IMessageFilter interface

Provides COM servers and applications with the ability to selectively handle incoming and outgoing COM messages while waiting for responses from synchronous calls. Filtering messages helps to ensure that calls are handled in a manner that improves performance and avoids deadlocks. COM messages can be synchronous, asynchronous, or input-synchronized; the majority of interface calls are synchronous.

When to implement

Message filtering is a mechanism by which server applications can decide if and when an incoming method call is safe to execute on one of their objects. You will probably want to implement your own message filter. COM is generally unaware of your application's reentrancy requirements, and by default does not filter messages. Although message filtering is no longer as significant as it was with 16-bit applications because the size of the message queue is now virtually unlimited, you still should implement IMessageFilter as a way of resolving deadlocks.

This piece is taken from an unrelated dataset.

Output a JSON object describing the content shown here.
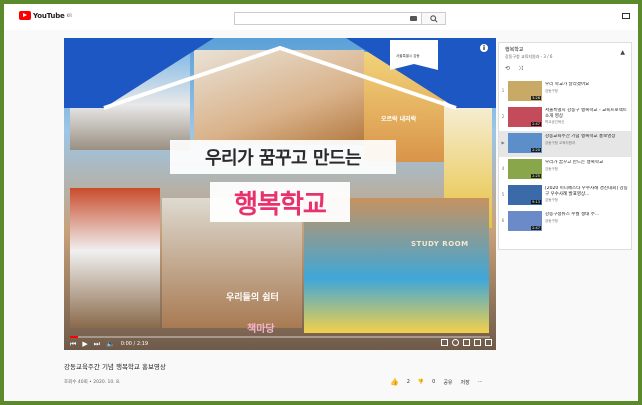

COM will call your implementation of IMessageFilter to find out if an application is blocking, so you can task-switch to that application and give the user an opportunity to deal with the situation. For example, if you have Microsoft Word talking to Microsoft Excel, with Excel running in the background in formula mode, in which formulas are being applied to data on the worksheet to compute different or what-if results, Excel won't check all calls, thereby blocking further action. IMessageFilter would put up a dialog box indicating which task was blocking and provide the user with an opportunity to deal with the deadlock.

Although it is probably obvious from the method descriptions, it may still be useful to point out that HandleInComingCall is an object-based method and RetryRejectedCall and MessagePending are client-based methods. Clearly, the object must have some way of handling incoming calls from external clients. HandleInComingCall provides that functionality by allowing the object to handle or defer some incoming calls and reject others. The client also needs to know how an object is going to handle its call so that it can respond appropriately. The client needs to know if a call has been rejected, or just deferred temporarily, so that it can retry rejected calls after some specified time. The client also needs to be able to respond to Windows messages while waiting for replies to pending messages.

Use the CoRegisterMessageFilter function to register your message filter. Then COM will call your message filter instead of the default implementation.

When to use

You do not call this interface directly. It's provided by the COM server or application and called by COM.


The IMessageFilter interface inherits from the IUnknown interface. IMessageFilter also has these types of members:


The IMessageFilter interface has these methods.


Provides a single entry point for incoming calls.


Indicates that a message has arrived while COM is waiting to respond to a remote call.


Provides applications with an opportunity to display a dialog box offering retry, cancel, or task-switching options.



Synchronous calls require the caller to wait for a reply before continuing. COM enters a modal loop while waiting for the reply. During this time, the caller is still able to receive and dispatch incoming messages.

Asynchronous calls allow the caller to proceed without waiting for a response from the called object. Today, in COM, the only asynchronous calls are to an object's IAdviseSink interface. While the object is processing an asynchronous call, it is prohibited from making any synchronous calls back to the calling object.

To enable behaviors such as focus management and type-ahead to function correctly, input-synchronized calls require the called object to complete the call before relinquishing control.

Application Shutdown with WM_QUERYENDSESSION and WM_ENDSESSION

When a user exits Windows, each open application receives a WM_QUERYENDSESSION message followed by a WM_ENDSESSION message, provided the exit is not canceled. These messages are invoked with the SendMessage function, which unfortunately restricts the initiation of all outgoing LRPC calls. This is a problem for container applications that have open embedded objects when they receive the shutdown request because LRPC is needed to close those objects.

Container and container/server applications with open documents typically display a message box on receipt of the WM_QUERYENDSESSION message that asks if the user wants to save changes before exiting. A positive response is usually the default. The recommendation for dealing with the situation described above is for the application to display an alternate message box asking if the user wants to discard changes; a negative response should be the default. If the user chooses to discard the changes, TRUE should be returned for WM_QUERYENDSESSION, which signals to Windows that it can terminate. If the user does not want to discard the changes, FALSE should be returned. No attempt should be made to close or release running embeddings.

Server applications should return TRUE for WM_QUERYENDSESSION without prompting the user. On receipt of a WM_ENDSESSION message, all COM applications should execute the normal close sequence for each application's documents and objects. At the same time, you should ignore any errors resulting from any cross-process calls or calls to IUnknown::Release. All storage pointers (IStorage and IStream interface pointers) must be released to properly flush any temporary files maintained by the compound file implementation of structured storage.


Minimum supported client

Windows 2000 Professional [desktop apps only]

Minimum supported server

Windows 2000 Server [desktop apps only]






IID_IMessageFilter is defined as 00000016-0000-0000-C000-000000000046